■ Problem statement
Look through the entries below and return all lines including the word "JSON".
*** Opening Extracted data ***
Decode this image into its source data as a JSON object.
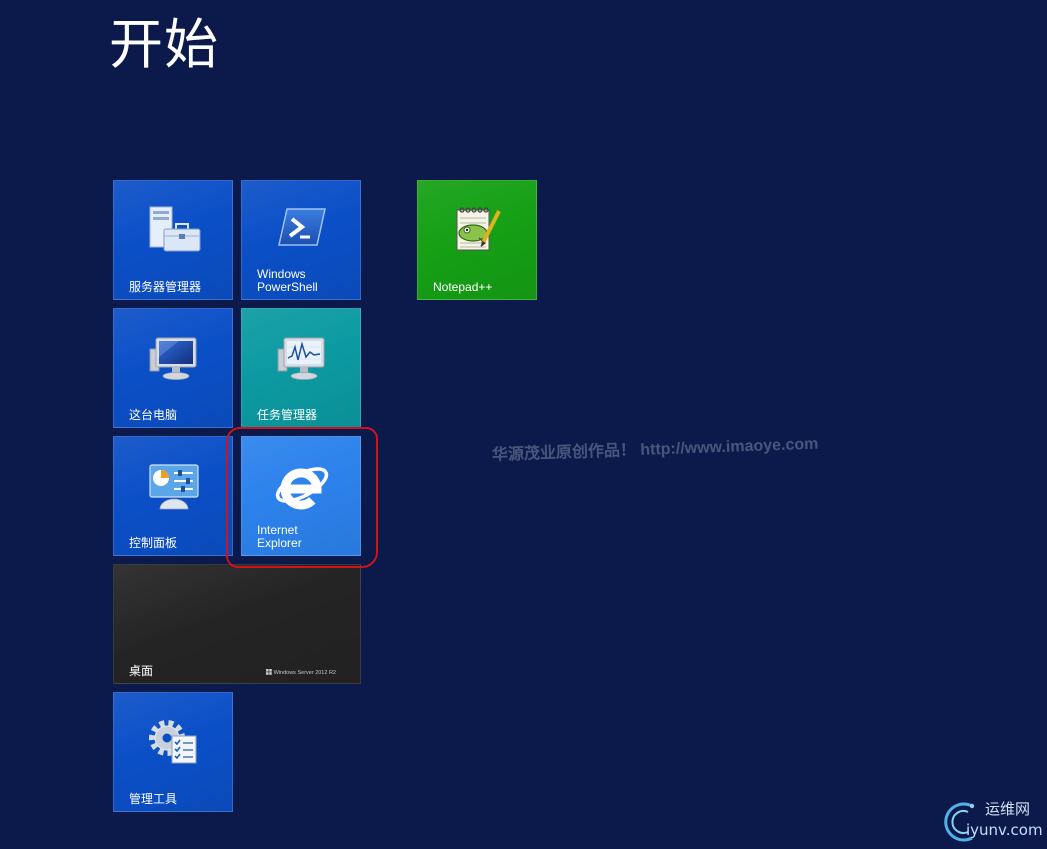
{
  "colors": {
    "background": "#0b1a4a"
  },
  "start_screen": {
    "title": "开始"
  },
  "tiles": {
    "server_manager": {
      "label": "服务器管理器",
      "icon": "server-manager-icon",
      "color": "#0b4fc7"
    },
    "powershell": {
      "label_line1": "Windows",
      "label_line2": "PowerShell",
      "icon": "powershell-icon",
      "color": "#0b4fc7"
    },
    "notepadpp": {
      "label": "Notepad++",
      "icon": "notepad-plus-plus-icon",
      "color": "#15a015"
    },
    "this_pc": {
      "label": "这台电脑",
      "icon": "computer-icon",
      "color": "#0b4fc7"
    },
    "task_manager": {
      "label": "任务管理器",
      "icon": "task-manager-icon",
      "color": "#0c9aa2"
    },
    "control_panel": {
      "label": "控制面板",
      "icon": "control-panel-icon",
      "color": "#0b4fc7"
    },
    "internet_explorer": {
      "label_line1": "Internet",
      "label_line2": "Explorer",
      "icon": "internet-explorer-icon",
      "color": "#2c82ec"
    },
    "desktop": {
      "label": "桌面",
      "branding": "Windows Server 2012 R2",
      "icon": "windows-logo-icon",
      "color": "#242424"
    },
    "admin_tools": {
      "label": "管理工具",
      "icon": "admin-tools-icon",
      "color": "#0b4fc7"
    }
  },
  "annotation": {
    "color": "#d0121b"
  },
  "watermark": {
    "text": "华源茂业原创作品！ http://www.imaoye.com"
  },
  "site_logo": {
    "name_cn": "运维网",
    "domain": "iyunv.com",
    "accent": "#4fb3e8"
  }
}
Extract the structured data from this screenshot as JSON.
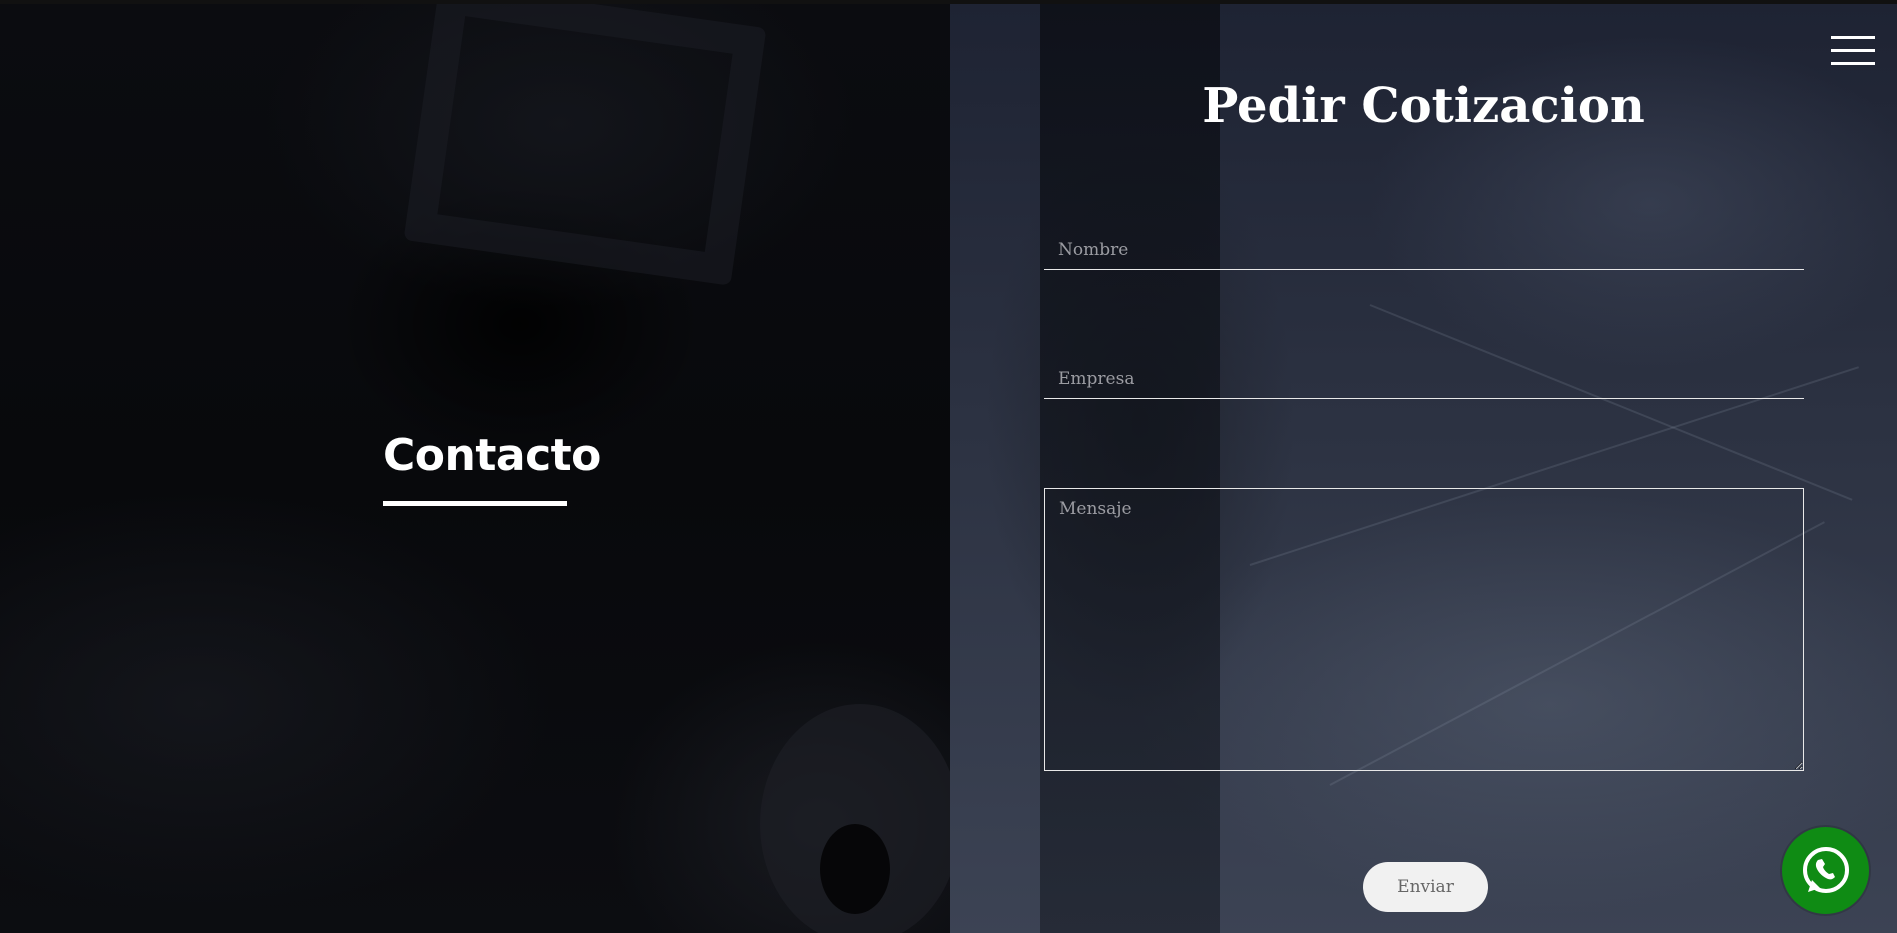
{
  "left": {
    "title": "Contacto"
  },
  "form": {
    "title": "Pedir Cotizacion",
    "name_placeholder": "Nombre",
    "name_value": "",
    "company_placeholder": "Empresa",
    "company_value": "",
    "message_placeholder": "Mensaje",
    "message_value": "",
    "submit_label": "Enviar"
  },
  "icons": {
    "menu": "hamburger-menu-icon",
    "whatsapp": "whatsapp-icon"
  },
  "colors": {
    "whatsapp": "#0f8b14",
    "button_bg": "#f1f1f1",
    "text": "#ffffff"
  }
}
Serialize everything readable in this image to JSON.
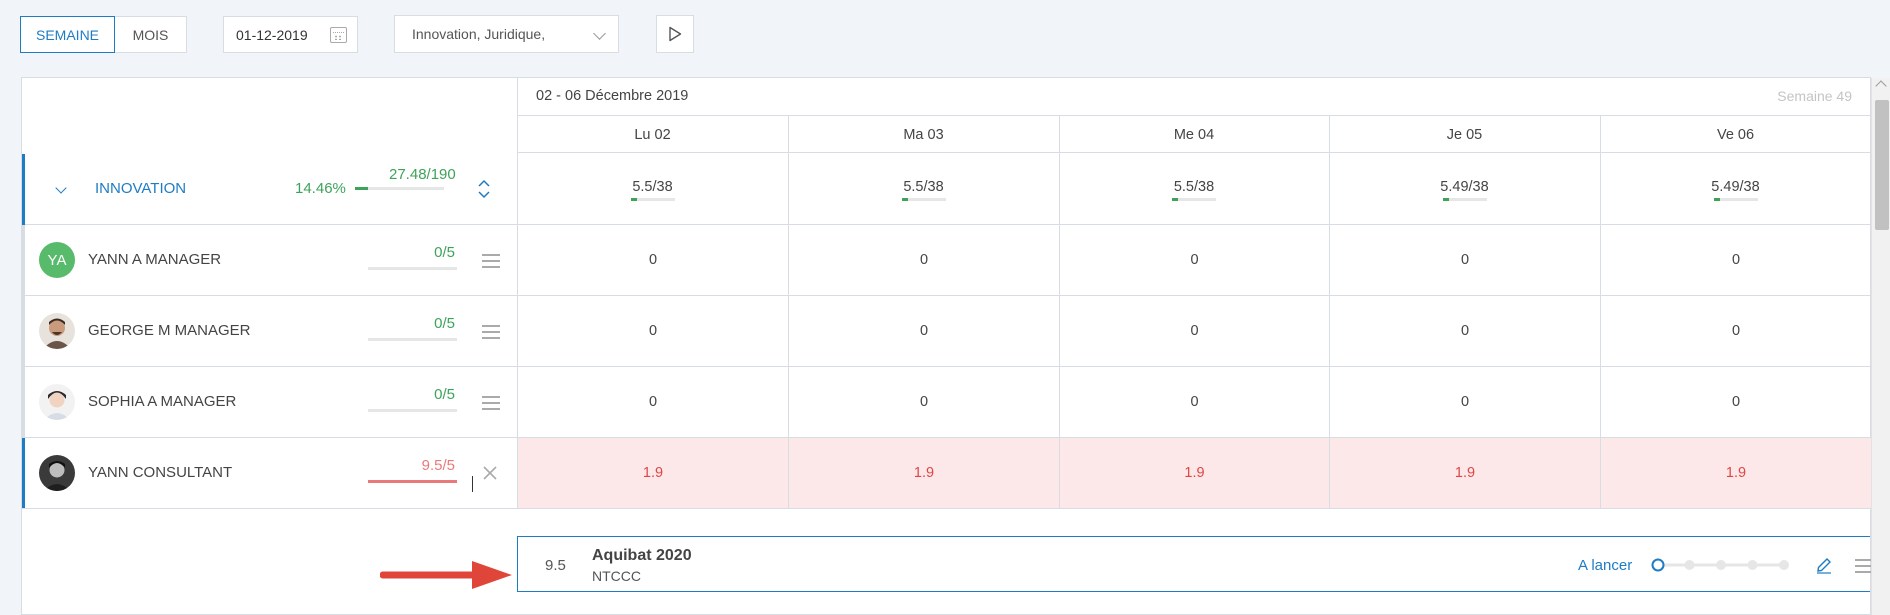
{
  "toolbar": {
    "view_week": "SEMAINE",
    "view_month": "MOIS",
    "date_value": "01-12-2019",
    "filter_value": "Innovation, Juridique,"
  },
  "calendar": {
    "period_label": "02 - 06 Décembre 2019",
    "week_label": "Semaine 49",
    "days": [
      "Lu 02",
      "Ma 03",
      "Me 04",
      "Je 05",
      "Ve 06"
    ]
  },
  "group": {
    "name": "INNOVATION",
    "percent": "14.46%",
    "ratio": "27.48/190",
    "progress": 0.1446,
    "day_values": [
      "5.5/38",
      "5.5/38",
      "5.5/38",
      "5.49/38",
      "5.49/38"
    ],
    "day_progress": [
      0.145,
      0.145,
      0.145,
      0.144,
      0.144
    ]
  },
  "people": [
    {
      "initials": "YA",
      "name": "YANN A MANAGER",
      "ratio": "0/5",
      "progress": 0,
      "over": false,
      "days": [
        "0",
        "0",
        "0",
        "0",
        "0"
      ]
    },
    {
      "initials": "",
      "name": "GEORGE M MANAGER",
      "ratio": "0/5",
      "progress": 0,
      "over": false,
      "days": [
        "0",
        "0",
        "0",
        "0",
        "0"
      ]
    },
    {
      "initials": "",
      "name": "SOPHIA A MANAGER",
      "ratio": "0/5",
      "progress": 0,
      "over": false,
      "days": [
        "0",
        "0",
        "0",
        "0",
        "0"
      ]
    },
    {
      "initials": "",
      "name": "YANN CONSULTANT",
      "ratio": "9.5/5",
      "progress": 1,
      "over": true,
      "days": [
        "1.9",
        "1.9",
        "1.9",
        "1.9",
        "1.9"
      ]
    }
  ],
  "task": {
    "value": "9.5",
    "name": "Aquibat 2020",
    "code": "NTCCC",
    "status": "A lancer",
    "steps_total": 5,
    "steps_done": 1
  },
  "colors": {
    "accent": "#1e7cc4",
    "ok": "#3ea35a",
    "over": "#e04646",
    "over_bg": "#fce8e8",
    "arrow": "#e0453a"
  }
}
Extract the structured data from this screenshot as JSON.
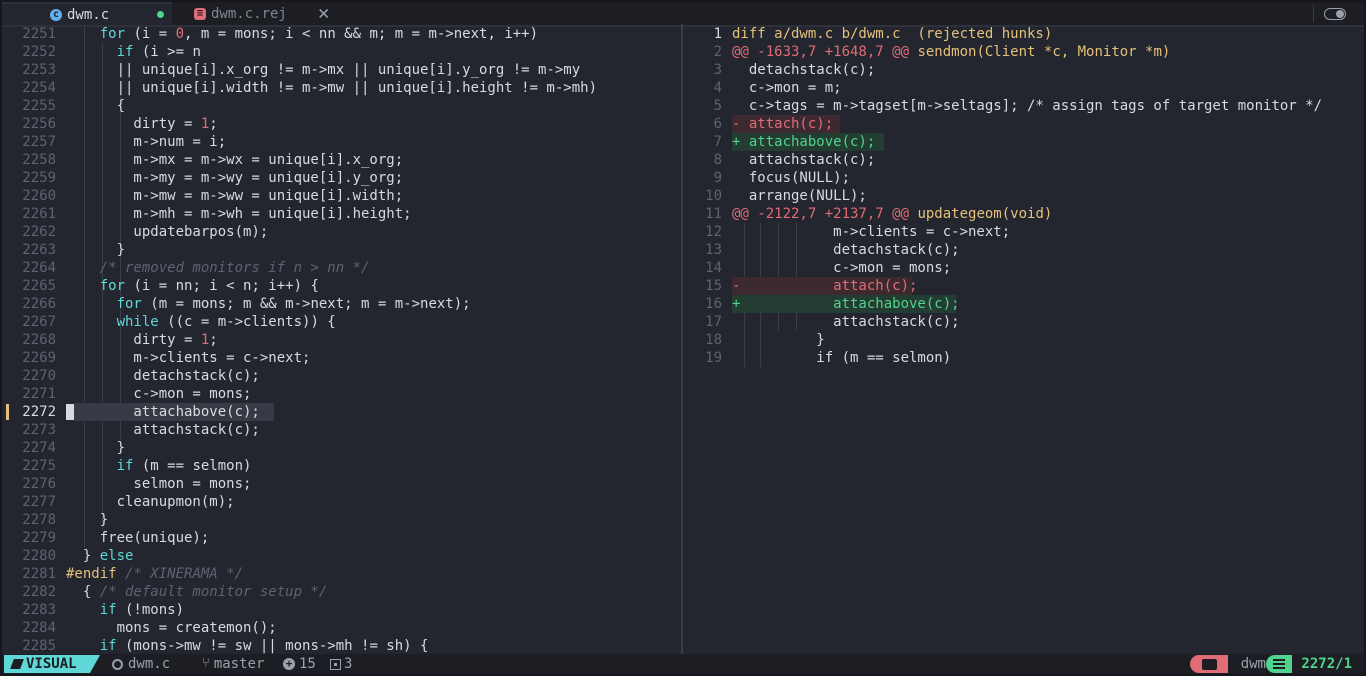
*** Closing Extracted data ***
■ Result of this exercise
Decode this image into its source data as a JSON object.
Extract the structured data from this screenshot as JSON.
Serialize everything readable in this image to JSON.
Extract the structured data from this screenshot as JSON.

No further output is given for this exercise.